What had happened was that my dad had been feeling rough the night before.  He’d taken some cold medicine, a double dose.  While it’s not recommended, it wasn’t unusual for my dad to do this, and he’d been fine every time before.  Well, my dad was aging, and he was on blood pressure medication.  Anyone with blood pressure issues should take cold medicine indicated for them, not regular cold medicine.  My dad had taken regular cold medicine.  This combination caused his blood pressure to spike, and all the problems associated.  He’d slipped into a coma through the night.  He’d vomited into his lungs.  He was very sick, and we soon learned his heart had stopped 3 times in the ambulance alone.  He wasn’t expected to live much longer.  So we started calling family, and taking visitors in the ICU.

We were so lucky.  Maybe ten days later, my dad walked out of there.  We watched and waited.  We told our family what the doctors told us, and we told the doctors what we wanted to hear.  From the very first time those doctors told us that my dad wouldn’t make it, we simply told them they didn’t know him.  Unfortunately, it wasn’t the last time.  More importantly, we were right about my dad.

Our friend, pool duck

Our friend, pool duck

You don’t know me, yet

You will though.
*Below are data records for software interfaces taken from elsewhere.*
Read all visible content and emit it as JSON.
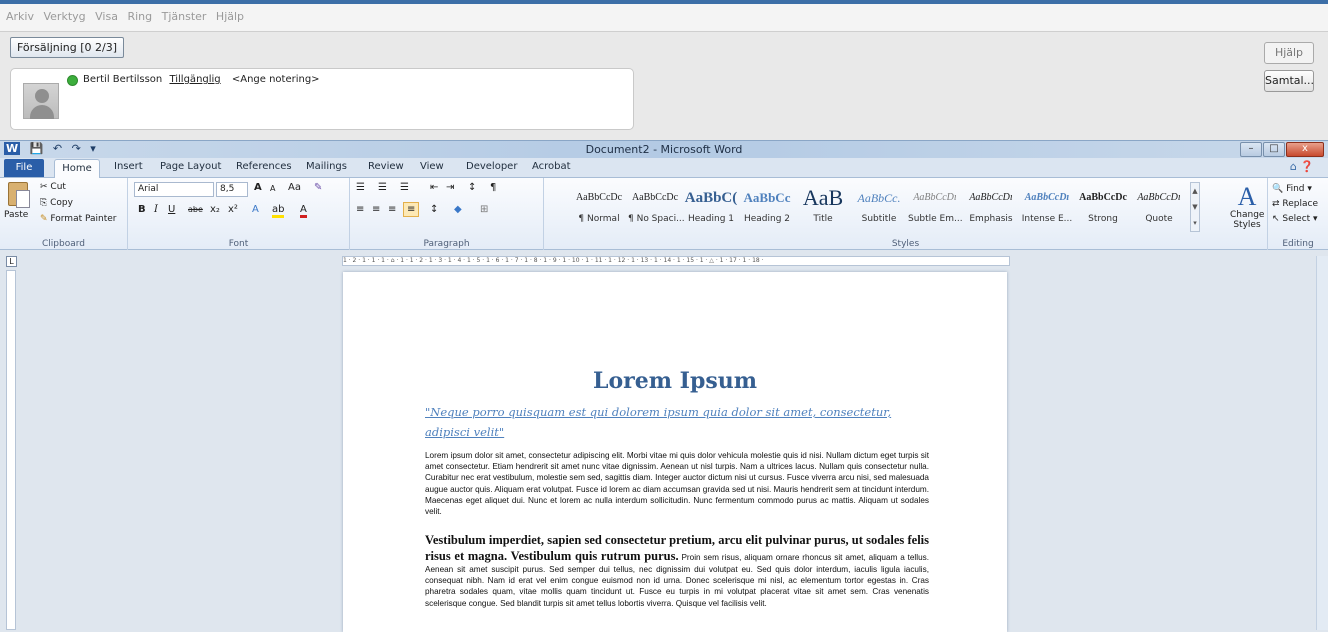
{
  "app": {
    "menu": [
      "Arkiv",
      "Verktyg",
      "Visa",
      "Ring",
      "Tjänster",
      "Hjälp"
    ],
    "sales_tab": "Försäljning [0 2/3]",
    "help_button": "Hjälp",
    "calls_button": "Samtal...",
    "contact": {
      "name": "Bertil Bertilsson",
      "status": "Tillgänglig",
      "note": "<Ange notering>"
    }
  },
  "word": {
    "quick_access": [
      "W",
      "💾",
      "↶",
      "↷",
      "▾"
    ],
    "title": "Document2 - Microsoft Word",
    "window_buttons": [
      "–",
      "□",
      "x"
    ],
    "tabs": [
      "File",
      "Home",
      "Insert",
      "Page Layout",
      "References",
      "Mailings",
      "Review",
      "View",
      "Developer",
      "Acrobat"
    ],
    "ribbon_help": "⌂ ❓",
    "clipboard": {
      "paste": "Paste",
      "cut": "Cut",
      "copy": "Copy",
      "format_painter": "Format Painter",
      "label": "Clipboard"
    },
    "font": {
      "name": "Arial",
      "size": "8,5",
      "grow": "A",
      "shrink": "A",
      "case": "Aa",
      "clear": "✎",
      "bold": "B",
      "italic": "I",
      "underline": "U",
      "strike": "abe",
      "subscript": "x₂",
      "superscript": "x²",
      "effects": "A",
      "highlight": "ab",
      "color": "A",
      "label": "Font"
    },
    "paragraph": {
      "bullets": "☰",
      "numbering": "☰",
      "multilevel": "☰",
      "decrease_indent": "⇤",
      "increase_indent": "⇥",
      "sort": "↕",
      "pilcrow": "¶",
      "align_left": "≡",
      "center": "≡",
      "align_right": "≡",
      "justify": "≡",
      "line_spacing": "↕",
      "shading": "◆",
      "borders": "⊞",
      "label": "Paragraph"
    },
    "styles": [
      {
        "sample": "AaBbCcDc",
        "name": "¶ Normal"
      },
      {
        "sample": "AaBbCcDc",
        "name": "¶ No Spaci..."
      },
      {
        "sample": "AaBbC(",
        "name": "Heading 1"
      },
      {
        "sample": "AaBbCc",
        "name": "Heading 2"
      },
      {
        "sample": "AaB",
        "name": "Title"
      },
      {
        "sample": "AaBbCc.",
        "name": "Subtitle"
      },
      {
        "sample": "AaBbCcDı",
        "name": "Subtle Em..."
      },
      {
        "sample": "AaBbCcDı",
        "name": "Emphasis"
      },
      {
        "sample": "AaBbCcDı",
        "name": "Intense E..."
      },
      {
        "sample": "AaBbCcDc",
        "name": "Strong"
      },
      {
        "sample": "AaBbCcDı",
        "name": "Quote"
      }
    ],
    "styles_label": "Styles",
    "change_styles": "Change Styles",
    "editing": {
      "find": "Find",
      "replace": "Replace",
      "select": "Select",
      "label": "Editing"
    },
    "ruler_text": "1 · 2 · 1 · 1 · 1 · ⌂ · 1 · 1 · 2 · 1 · 3 · 1 · 4 · 1 · 5 · 1 · 6 · 1 · 7 · 1 · 8 · 1 · 9 · 1 · 10 · 1 · 11 · 1 · 12 · 1 · 13 · 1 · 14 · 1 · 15 · 1 · △ · 1 · 17 · 1 · 18 ·",
    "tab_selector": "L"
  },
  "document": {
    "title": "Lorem Ipsum",
    "quote": "\"Neque porro quisquam est qui dolorem ipsum quia dolor sit amet, consectetur, adipisci velit\"",
    "paragraph1": "Lorem ipsum dolor sit amet, consectetur adipiscing elit. Morbi vitae mi quis dolor vehicula molestie quis id nisi. Nullam dictum eget turpis sit amet consectetur. Etiam hendrerit sit amet nunc vitae dignissim. Aenean ut nisl turpis. Nam a ultrices lacus. Nullam quis consectetur nulla. Curabitur nec erat vestibulum, molestie sem sed, sagittis diam. Integer auctor dictum nisi ut cursus. Fusce viverra arcu nisi, sed malesuada augue auctor quis. Aliquam erat volutpat. Fusce id lorem ac diam accumsan gravida sed ut nisi. Mauris hendrerit sem at tincidunt interdum. Maecenas eget aliquet dui. Nunc et lorem ac nulla interdum sollicitudin. Nunc fermentum commodo purus ac mattis. Aliquam ut sodales velit.",
    "paragraph2_lead": "Vestibulum imperdiet, sapien sed consectetur pretium, arcu elit pulvinar purus, ut sodales felis risus et magna. Vestibulum quis rutrum purus.",
    "paragraph2_rest": "Proin sem risus, aliquam ornare rhoncus sit amet, aliquam a tellus. Aenean sit amet suscipit purus. Sed semper dui tellus, nec dignissim dui volutpat eu. Sed quis dolor interdum, iaculis ligula iaculis, consequat nibh. Nam id erat vel enim congue euismod non id urna. Donec scelerisque mi nisl, ac elementum tortor egestas in. Cras pharetra sodales quam, vitae mollis quam tincidunt ut. Fusce eu turpis in mi volutpat placerat vitae sit amet sem. Cras venenatis scelerisque congue. Sed blandit turpis sit amet tellus lobortis viverra. Quisque vel facilisis velit."
  },
  "colors": {
    "title_blue": "#365f91",
    "quote_blue": "#4f81bd",
    "file_tab": "#2a5ea8",
    "presence_green": "#3cae3c"
  }
}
I’m writing these letters anonymously, to no one in particular. If you’ve ever read “The Perks of Being a Wallflower,” maybe you’ll understand. Sometimes it’s just better to know that someone’s listening, whether they know you, or care, or not.

Lately, the days have seemed long. I’ve been depressed, suicidal even. I’m past the teenage years where I get all wrapped up in it. I’m in the adult phase, where my mental illness is just a part of my life, I still have to go to work, I still have papers due. I know I’m not allowed to blow my head off because it’s just not fair to my sweet, aging parents, and the friends that I’m supposed to love enough to want to live to spend time with. I know it sucks, and I know it will pass.

Today was a long day. I finished my Christmas shopping, I worked with a home health patient, I changed my flat tire. I got my car inspected, bought groceries, and wrote a psych final. Doesn’t seem like much when I write it out, but it surely filled my day. Maybe the fever slowed me down, I also have a MRSA infection, and really need to get to the doctor.

Road Trip

Road Trip